Tuesday, January 1, 2008
Along the way I discovered several other reading challenges including In Their Shoes Reading Challenge (reading biographies, autobiographies, and memoirs),the Book Awards Reading Challenge (reading books that have won awards), the Themed Reading Challenge (4 books about any theme between January and June), To Be Read Challenge, Book Around the World, Africa Reading Challenge, and others.
Here is my list of eight genres for now:
- Biographies (to meet In Their Shoes Challenge as well)
- Fantasies (Mythopaeic Awards Challenge)
- Books about world religions (can be fiction or non-fiction but primarily non-fiction)
- Books previously purchased and not yet read (there are boxes and shelves of these)
- One book from each of the 10 Dewey sections (will overlap with other sections)
- Books about other continents and cultures (Books Around the World/African Reading Challenge).
Well today, I received inspiration from Dear Abby's annual New Year's column.
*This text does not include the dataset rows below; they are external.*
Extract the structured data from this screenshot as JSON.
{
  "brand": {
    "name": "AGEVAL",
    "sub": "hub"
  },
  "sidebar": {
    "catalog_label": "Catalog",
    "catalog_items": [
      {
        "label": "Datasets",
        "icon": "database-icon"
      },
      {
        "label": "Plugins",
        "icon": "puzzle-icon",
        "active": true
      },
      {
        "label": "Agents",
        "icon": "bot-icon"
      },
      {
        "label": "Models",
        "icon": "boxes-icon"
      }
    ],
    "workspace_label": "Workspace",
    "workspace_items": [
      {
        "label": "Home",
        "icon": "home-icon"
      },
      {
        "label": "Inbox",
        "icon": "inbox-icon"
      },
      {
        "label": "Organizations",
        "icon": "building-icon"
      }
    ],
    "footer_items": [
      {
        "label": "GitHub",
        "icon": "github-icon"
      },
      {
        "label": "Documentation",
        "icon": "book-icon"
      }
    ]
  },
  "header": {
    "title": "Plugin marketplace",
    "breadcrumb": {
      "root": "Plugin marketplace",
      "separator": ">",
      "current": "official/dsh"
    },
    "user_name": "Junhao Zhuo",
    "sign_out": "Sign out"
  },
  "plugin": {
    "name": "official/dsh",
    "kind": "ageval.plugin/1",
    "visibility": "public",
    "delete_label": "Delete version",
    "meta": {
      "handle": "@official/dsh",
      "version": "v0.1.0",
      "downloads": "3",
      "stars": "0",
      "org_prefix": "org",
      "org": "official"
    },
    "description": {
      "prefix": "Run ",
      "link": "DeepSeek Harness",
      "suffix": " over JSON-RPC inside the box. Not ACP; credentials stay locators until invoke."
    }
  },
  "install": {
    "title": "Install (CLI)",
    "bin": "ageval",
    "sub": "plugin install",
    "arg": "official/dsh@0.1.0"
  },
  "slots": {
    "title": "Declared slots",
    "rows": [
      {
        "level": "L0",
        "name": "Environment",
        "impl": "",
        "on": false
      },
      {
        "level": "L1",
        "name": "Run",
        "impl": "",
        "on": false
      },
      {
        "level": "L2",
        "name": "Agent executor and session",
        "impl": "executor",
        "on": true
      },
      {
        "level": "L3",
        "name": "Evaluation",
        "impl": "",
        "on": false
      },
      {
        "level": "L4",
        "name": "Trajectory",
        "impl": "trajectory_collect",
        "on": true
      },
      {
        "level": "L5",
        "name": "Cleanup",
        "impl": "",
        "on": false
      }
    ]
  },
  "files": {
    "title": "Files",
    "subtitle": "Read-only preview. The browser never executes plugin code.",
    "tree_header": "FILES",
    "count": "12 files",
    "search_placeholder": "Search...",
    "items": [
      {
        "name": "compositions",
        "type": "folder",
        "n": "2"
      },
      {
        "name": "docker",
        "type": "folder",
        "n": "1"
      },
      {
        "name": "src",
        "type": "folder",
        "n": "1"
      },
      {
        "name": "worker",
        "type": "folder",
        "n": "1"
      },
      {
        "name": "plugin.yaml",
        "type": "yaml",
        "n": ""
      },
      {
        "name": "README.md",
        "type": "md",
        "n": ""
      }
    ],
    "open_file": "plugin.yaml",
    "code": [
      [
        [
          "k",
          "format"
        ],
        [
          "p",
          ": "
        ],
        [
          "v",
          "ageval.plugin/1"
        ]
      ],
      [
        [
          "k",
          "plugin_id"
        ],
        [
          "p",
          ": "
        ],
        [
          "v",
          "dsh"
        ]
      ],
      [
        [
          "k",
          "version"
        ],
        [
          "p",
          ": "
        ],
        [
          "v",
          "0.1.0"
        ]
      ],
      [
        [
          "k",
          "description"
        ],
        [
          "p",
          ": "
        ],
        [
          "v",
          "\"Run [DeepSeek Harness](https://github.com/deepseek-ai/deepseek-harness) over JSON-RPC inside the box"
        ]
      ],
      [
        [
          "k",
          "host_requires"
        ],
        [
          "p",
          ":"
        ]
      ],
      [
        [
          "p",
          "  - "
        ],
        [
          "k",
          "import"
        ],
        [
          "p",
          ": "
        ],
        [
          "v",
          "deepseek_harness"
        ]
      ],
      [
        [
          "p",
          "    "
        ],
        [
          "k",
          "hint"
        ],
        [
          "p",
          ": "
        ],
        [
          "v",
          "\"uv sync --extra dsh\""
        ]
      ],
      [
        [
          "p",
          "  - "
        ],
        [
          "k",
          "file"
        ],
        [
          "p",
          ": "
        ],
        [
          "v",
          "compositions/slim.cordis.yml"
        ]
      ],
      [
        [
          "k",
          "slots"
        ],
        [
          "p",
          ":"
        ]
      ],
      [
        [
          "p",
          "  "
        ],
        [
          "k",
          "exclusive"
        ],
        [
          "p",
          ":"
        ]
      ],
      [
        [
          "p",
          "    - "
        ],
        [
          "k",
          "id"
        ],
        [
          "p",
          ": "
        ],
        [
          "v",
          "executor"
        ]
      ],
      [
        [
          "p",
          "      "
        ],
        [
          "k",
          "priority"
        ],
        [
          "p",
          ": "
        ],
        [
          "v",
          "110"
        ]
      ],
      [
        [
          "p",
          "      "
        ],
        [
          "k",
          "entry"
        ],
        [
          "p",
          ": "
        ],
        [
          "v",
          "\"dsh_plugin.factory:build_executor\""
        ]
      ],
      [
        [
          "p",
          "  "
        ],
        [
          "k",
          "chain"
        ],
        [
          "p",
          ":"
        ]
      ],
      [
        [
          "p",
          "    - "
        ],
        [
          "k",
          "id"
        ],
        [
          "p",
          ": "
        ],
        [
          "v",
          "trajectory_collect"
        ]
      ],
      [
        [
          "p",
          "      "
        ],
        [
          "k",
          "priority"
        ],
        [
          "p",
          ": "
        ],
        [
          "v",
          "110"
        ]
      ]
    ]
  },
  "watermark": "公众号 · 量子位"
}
Her column emphasizes "just today" I'll do this. Focusing on today instead of yesterday, last year, or next week resonated with me. However, as I pondered this idea and implementing it, "just today" morphed into "one thing." So for 2008 "What one thing today?" is my constant question. What one thing can I do to benefit my health? To strengthen my walk with God? To be a better parent, wife, employee? Stay tuned for more details on how this continues and what other incentives or tools I add.